Now the master, in collecting and completing this work, provides an unusual act of generosity to the dead.
The Dark Remains is a prequel to McIlvanney’s Laidlaw books. Jack Laidlaw is the “new boy” in the Glasgow Crime Squad, taking his seat in a season when shady and money-grubbing criminal lawyer Bobby Carter lands in an alley, dead. As Bob Lilley admits on the side to the Crime Squad’s Commander, “Jack Laidlaw is not an unknown quantity, sir. His reputation has always preceded him, which I’m guessing is why we’ve been landed with him. Who has he rubbed up the wrong way this month?”
In short, Laidlaw is no team player. But as the Commander points out, “He’s good at the job, seems to have a sixth sense for what’s happening on the streets.”
Even-tempered Bob Lilley’s got a tough job in “babysitting” this new member of the squad. From the moment the Bobby Carter case goes active, Laidlaw rejects all routine assignments (like going house to house) and heads directly for Glasgow’s underworld, which he already understands. Like the two (or is it three?) criminal gangs wrestling for control of territory and resources, and those who may want to promote a crime war.
In this occasionally off-balance volume, commentary from Lilley fills gaps around the investigation’s action. That slows the pace. But it also allows a peek at how current master author Rankin views the original character, as Lilley analyzes Laidlaw: “Maybe he’s a streetsman, the way Davy Crockett was a woodsman. Davy could read all the signs in the wild, he’d lived there so long. Probably wasn’t so good on the domestic front. I think Jack’s like that with Glasgow: He brings the city home with him, and that’s too much for even a decent-sized living room to contain.”
As the strands of gang action are slowly sorted out (with more murder, of course), Laidlaw’s marriage circles the drain. Compared to his work, his family life is tame, mundane, boring—and Lilley takes warning from his colleague’s domestic peril.

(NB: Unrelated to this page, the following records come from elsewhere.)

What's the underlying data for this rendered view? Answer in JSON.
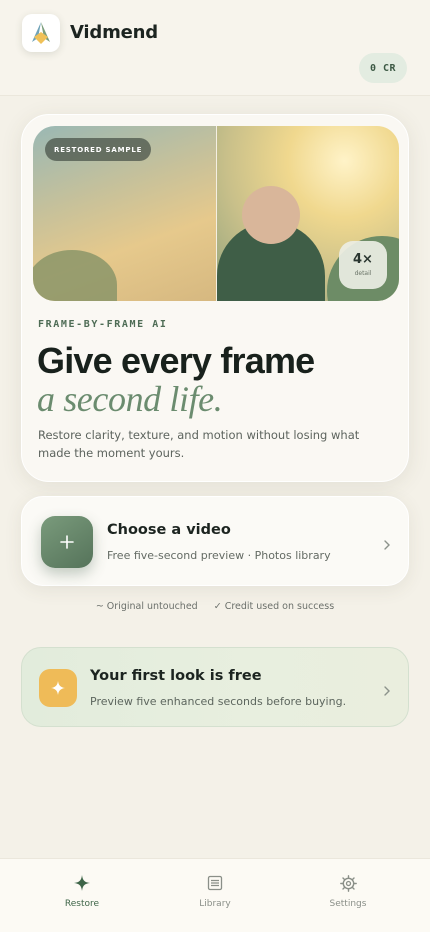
{
  "app": {
    "name": "Vidmend",
    "logo_icon": "vidmend-logo-icon"
  },
  "header": {
    "credits": "0 CR"
  },
  "hero": {
    "sample_badge": "RESTORED SAMPLE",
    "zoom_value": "4×",
    "zoom_label": "detail",
    "eyebrow": "FRAME-BY-FRAME AI",
    "headline": "Give every frame",
    "headline_accent": "a second life.",
    "description": "Restore clarity, texture, and motion without losing what made the moment yours."
  },
  "choose_video": {
    "title": "Choose a video",
    "subtitle": "Free five-second preview · Photos library",
    "icon": "plus-icon"
  },
  "assurances": [
    {
      "text": "~ Original untouched"
    },
    {
      "text": "✓ Credit used on success"
    }
  ],
  "free_look": {
    "title": "Your first look is free",
    "subtitle": "Preview five enhanced seconds before buying.",
    "icon": "sparkle-icon"
  },
  "tabs": [
    {
      "label": "Restore",
      "icon": "sparkle-icon",
      "active": true
    },
    {
      "label": "Library",
      "icon": "library-icon",
      "active": false
    },
    {
      "label": "Settings",
      "icon": "gear-icon",
      "active": false
    }
  ],
  "colors": {
    "accent": "#55735a",
    "accent_light": "#6b8c6f",
    "warm": "#efbb58",
    "background": "#f4f1e8"
  }
}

Even McIlvanney probably didn’t write “from beginning to end” without changes—so a lot of what Rankin received was likely to be far from finished work. The shorter paragraphs, less deep descriptions, and uneven pace (compared to classic McIlvanney) all suggest exactly that. So reading The Dark Remains yields far more than the strangely amazing and touching answer to “What if you combined crime noir geniuses McIlvanney and Rankin?”
Instead, it presents an unusual sort of time travel: not to the start of McIlvanney’s astonishing career in writing the darkness, but rather to the basic bones of how he shaped a Laidlaw investigation, working from crime victim, to criminals, to the rough and imperiled moral universe in Jack Laidlaw’s mind and heart.
Near the end, Lilley again responds to the Commander about how Laidlaw’s working out in the squad, and what could lie ahead: “He’s the business. . . . He’s a one-off in a world of mass production. He’s not a copper who happens to be a man. He’s a man who happens to be a copper, and he carries that weight with him everywhere he goes. . . . Mind you,” he felt it necessary to quality, “he can be a pain in the bahookie too, but it’s a price worth paying.”